The flipside of all of this is that local men often think of foreign women as easy targets, and I’ve had to adopt a no-fuss, don’t-even-try attitude so often that I’ve even found myself being rude without really knowing why sometimes. “Helpful” bus drivers will insist on taking you all the way to your hotel while making lewd gestures and saying, “Two? I, you. Two?” The guy at the internet cafe helping you to turn on your desktop will steady himself by grabbing onto your thigh. Guys that pick you up hitchhiking don’t try a thing for the whole ride, but then cop a squeeze on your bottom as they help you down from the back of the truck.
It’s aggravating and can make you feel awfully helpless sometimes, but in the end, no one’s really got it better than anyone else. Travel is tough, and you don’t always feel completely comfortable or happy. After all, that’s what we’re after, right? We’ve all got the money to do the all-inclusive resort vacation, but we choose not to. Why? Because we want the kinds of stories you get from traveling on a budget and making your own way. Some of these stories are great…about the limitless kindness and generosity of most of the world’s people. And some of them are about some prick on a scooter honking your boob. Gotta just take them as they come, I guess.

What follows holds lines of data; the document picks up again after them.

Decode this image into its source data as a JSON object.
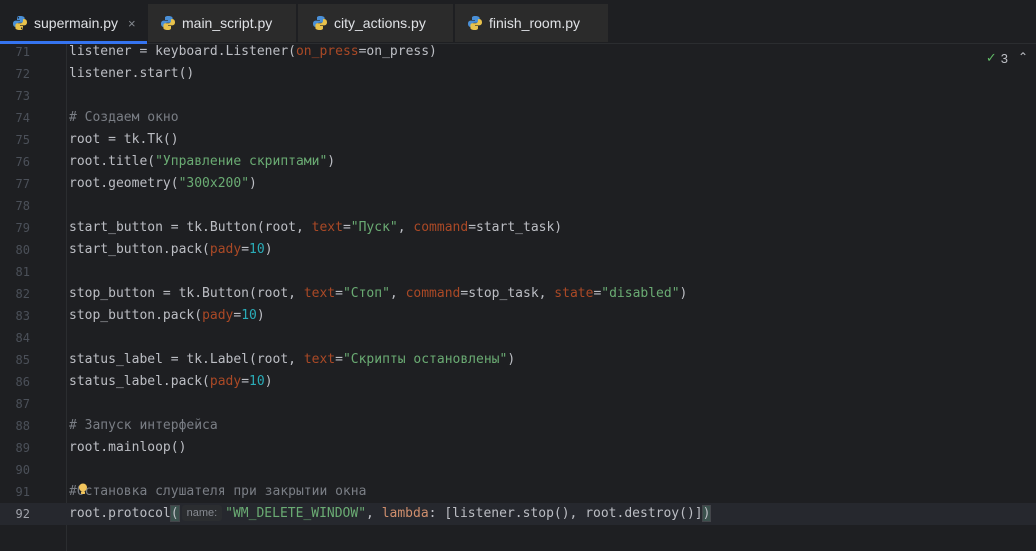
{
  "tabs": [
    {
      "label": "supermain.py",
      "active": true,
      "close": "×"
    },
    {
      "label": "main_script.py",
      "active": false
    },
    {
      "label": "city_actions.py",
      "active": false
    },
    {
      "label": "finish_room.py",
      "active": false
    }
  ],
  "inspection": {
    "count": "3",
    "check": "✓",
    "chevron": "⌃"
  },
  "colors": {
    "accent": "#3574f0",
    "background": "#1e1f22",
    "string": "#6aab73",
    "keyword_arg": "#aa4926",
    "number": "#2aacb8",
    "comment": "#7a7e85"
  },
  "current_line": "92",
  "lines": [
    {
      "n": "71"
    },
    {
      "n": "72"
    },
    {
      "n": "73"
    },
    {
      "n": "74"
    },
    {
      "n": "75"
    },
    {
      "n": "76"
    },
    {
      "n": "77"
    },
    {
      "n": "78"
    },
    {
      "n": "79"
    },
    {
      "n": "80"
    },
    {
      "n": "81"
    },
    {
      "n": "82"
    },
    {
      "n": "83"
    },
    {
      "n": "84"
    },
    {
      "n": "85"
    },
    {
      "n": "86"
    },
    {
      "n": "87"
    },
    {
      "n": "88"
    },
    {
      "n": "89"
    },
    {
      "n": "90"
    },
    {
      "n": "91"
    },
    {
      "n": "92"
    }
  ],
  "code": {
    "l71": [
      "listener = keyboard.Listener(",
      "on_press",
      "=on_press)"
    ],
    "l72": "listener.start()",
    "l74": "# Создаем окно",
    "l75": "root = tk.Tk()",
    "l76": [
      "root.title(",
      "\"Управление скриптами\"",
      ")"
    ],
    "l77": [
      "root.geometry(",
      "\"300x200\"",
      ")"
    ],
    "l79": [
      "start_button = tk.Button(root, ",
      "text",
      "=",
      "\"Пуск\"",
      ", ",
      "command",
      "=start_task)"
    ],
    "l80": [
      "start_button.pack(",
      "pady",
      "=",
      "10",
      ")"
    ],
    "l82": [
      "stop_button = tk.Button(root, ",
      "text",
      "=",
      "\"Стоп\"",
      ", ",
      "command",
      "=stop_task, ",
      "state",
      "=",
      "\"disabled\"",
      ")"
    ],
    "l83": [
      "stop_button.pack(",
      "pady",
      "=",
      "10",
      ")"
    ],
    "l85": [
      "status_label = tk.Label(root, ",
      "text",
      "=",
      "\"Скрипты остановлены\"",
      ")"
    ],
    "l86": [
      "status_label.pack(",
      "pady",
      "=",
      "10",
      ")"
    ],
    "l88": "# Запуск интерфейса",
    "l89": "root.mainloop()",
    "l91": "#Остановка слушателя при закрытии окна",
    "l92": [
      "root.protocol",
      "(",
      "name:",
      "\"WM_DELETE_WINDOW\"",
      ", ",
      "lambda",
      ": [listener.stop(), root.destroy()]",
      ")"
    ]
  }
}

“Among other things, you’ll find that you’re not the first person who was ever confused and frightened and even sickened by human behavior. You’re by no means alone on that score, you’ll be excited and stimulated to know. Many, many men have been just as troubled morally and spiritually as you are right now. Happily, some of them have kept records of their troubles. You’ll learn from them — if you want to. Just as someday, if you have something to offer, someone will learn something from you. It’s a beautiful reciprocal arrangement. And it isn’t education. It’s history. It’s poetry.” — J.D. Salinger, Catcher in the Rye